As is the case with sidewalls, there are plenty of choices. For example, Anchor offers three different styles: the Ambassadoor®, the Ambassadoor Lite® and the Commodoor®. “We have a door for every application and price range,” says Gentsch. “All three feature aluminum frames and stainless hardware to minimize corrosion and weight.” Both Ambassadoor models are glass doors; the Commodoor uses lightweight vinyl.
Rainier’s Fibertech door system incorporates a steel frame that bolts together and doesn’t rack, along with fiberglass doors and tempered glass inserts. A lighter-duty, less expensive system that shares many similar features is also available.
Before committing to any door, tent rental companies should do their homework, says Sutherland. “Doors can be challenging if they choose one that’s difficult to install. Talk to as many rental companies as possible to find out which doors to avoid. Once they make a purchase, I suggest training a door specialist to ensure the installation process always goes smoothly.”
Sutherland suggests asking:
- How hard is the door to install?
- Will the door swell over time in wet or humid climates?
- Does it have easy adjustments for ground that’s not level?
- Does the manufacturer stock the door (and in what quantities?) or is it made to order?
- If custom, what lead time is recommended?
For both doors and sidewalls, rental companies should consider the compatibility with their existing inventory, as well as transportability and durability, says Bolt. Codes and regulations may also factor into the purchasing decision.
Look for products that help differentiate you from your competitors, says Gentsch. At the same time, think about how frequently the new item might be rented per year and to what kinds of customers. If uncertain but still tempted, subrenting might be the way to go until you get a better sense of utilization.
“However, if you’re confident you can move the product six or more times annually, you’re likely to find a few more rentals other than what you’ve already booked,” Gentsch says. “In this case, it probably makes good sense to purchase the product.”
Bolt advises small and medium-sized rental companies to standardize their inventories as much as possible. “Try not to be everything to everyone if it doesn’t fit with the growth plan of the company,” he says. “For example, it may be good to have one set of doors complemented with some vinyl walls featuring zippered openings instead of biting the bullet on multiple sets of doors.
“Finding long-term rentals is another way of building inventory on these accessories,” Bolt continues. “This lets the end user pay for that inventory in the initial rental, so it’s free and clear when it comes back to the rental company.”
Pamela Mills-Senn is a Long Beach, Calif.-based freelance writer.

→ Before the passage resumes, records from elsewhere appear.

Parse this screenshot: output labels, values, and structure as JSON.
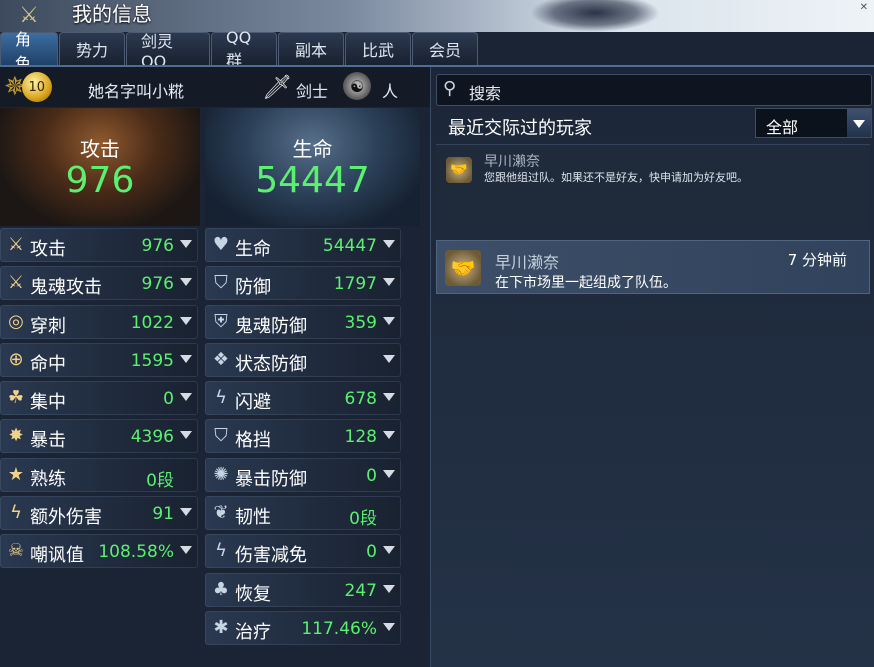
{
  "window": {
    "title": "我的信息"
  },
  "tabs": [
    {
      "label": "角色",
      "active": true
    },
    {
      "label": "势力"
    },
    {
      "label": "剑灵 QQ"
    },
    {
      "label": "QQ群"
    },
    {
      "label": "副本"
    },
    {
      "label": "比武"
    },
    {
      "label": "会员"
    }
  ],
  "character": {
    "level": "10",
    "name": "她名字叫小糀",
    "class": "剑士",
    "race": "人"
  },
  "summary": {
    "attack_label": "攻击",
    "attack_value": "976",
    "health_label": "生命",
    "health_value": "54447"
  },
  "stats_left": [
    {
      "icon": "crossed-swords-icon",
      "label": "攻击",
      "value": "976",
      "expandable": true
    },
    {
      "icon": "ghost-sword-icon",
      "label": "鬼魂攻击",
      "value": "976",
      "expandable": true
    },
    {
      "icon": "pierce-icon",
      "label": "穿刺",
      "value": "1022",
      "expandable": true
    },
    {
      "icon": "target-icon",
      "label": "命中",
      "value": "1595",
      "expandable": true
    },
    {
      "icon": "focus-icon",
      "label": "集中",
      "value": "0",
      "expandable": true
    },
    {
      "icon": "critical-burst-icon",
      "label": "暴击",
      "value": "4396",
      "expandable": true
    },
    {
      "icon": "star-icon",
      "label": "熟练",
      "value": "0段",
      "expandable": false
    },
    {
      "icon": "lightning-icon",
      "label": "额外伤害",
      "value": "91",
      "expandable": true
    },
    {
      "icon": "skull-icon",
      "label": "嘲讽值",
      "value": "108.58%",
      "expandable": true
    }
  ],
  "stats_right": [
    {
      "icon": "heart-icon",
      "label": "生命",
      "value": "54447",
      "expandable": true
    },
    {
      "icon": "shield-icon",
      "label": "防御",
      "value": "1797",
      "expandable": true
    },
    {
      "icon": "ghost-shield-icon",
      "label": "鬼魂防御",
      "value": "359",
      "expandable": true
    },
    {
      "icon": "status-shield-icon",
      "label": "状态防御",
      "value": "",
      "expandable": true
    },
    {
      "icon": "evade-icon",
      "label": "闪避",
      "value": "678",
      "expandable": true
    },
    {
      "icon": "block-icon",
      "label": "格挡",
      "value": "128",
      "expandable": true
    },
    {
      "icon": "crit-defense-icon",
      "label": "暴击防御",
      "value": "0",
      "expandable": true
    },
    {
      "icon": "tenacity-icon",
      "label": "韧性",
      "value": "0段",
      "expandable": false
    },
    {
      "icon": "damage-reduction-icon",
      "label": "伤害减免",
      "value": "0",
      "expandable": true
    },
    {
      "icon": "sprout-icon",
      "label": "恢复",
      "value": "247",
      "expandable": true
    },
    {
      "icon": "heal-icon",
      "label": "治疗",
      "value": "117.46%",
      "expandable": true
    }
  ],
  "social": {
    "search_label": "搜索",
    "recent_title": "最近交际过的玩家",
    "filter_selected": "全部",
    "recent_player": {
      "name": "早川濑奈",
      "description": "您跟他组过队。如果还不是好友，快申请加为好友吧。"
    },
    "log": {
      "name": "早川濑奈",
      "time": "7 分钟前",
      "message": "在下市场里一起组成了队伍。"
    }
  },
  "colors": {
    "value_green": "#5cf070",
    "tab_active": "#3c6ea0",
    "panel_bg": "#1b2434"
  }
}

As clients demand one-of-a-kind events, designers consider how every element within the space will contribute to the experience.
Even tent poles are getting scrutinized. There’s no reason that they can’t add to the beauty of an event, even as they’re performing a utilitarian purpose. Advantage Tent Fittings Inc., Chillicothe, Ohio, offers
a line of engineered wooden tent poles that complement the trendy rustic theme.
And their appeal isn’t limited to just this decor style.
“The major benefit of wooden tent poles, aside from their sheer beauty, is that unlike aluminum poles, a few scratches here or there adds character over time to the product as it undergoes a natural seasoning process,” says company president Ben Hall. Hall adds that the poles were developed with an emphasis
on the axial load ratings required for safety and reliability.
The poles do require a little TLC. Hall recommends storing them indoors, off the ground and away from direct contact with radiant heaters. Some customers apply a hydrophobic sealer to the poles, including the bottom, when first purchased.
“This reduces moisture ingress and may extend the service life,” he says. “However, carefully dispose of the brush or rag, as some sealers are highly flammable.”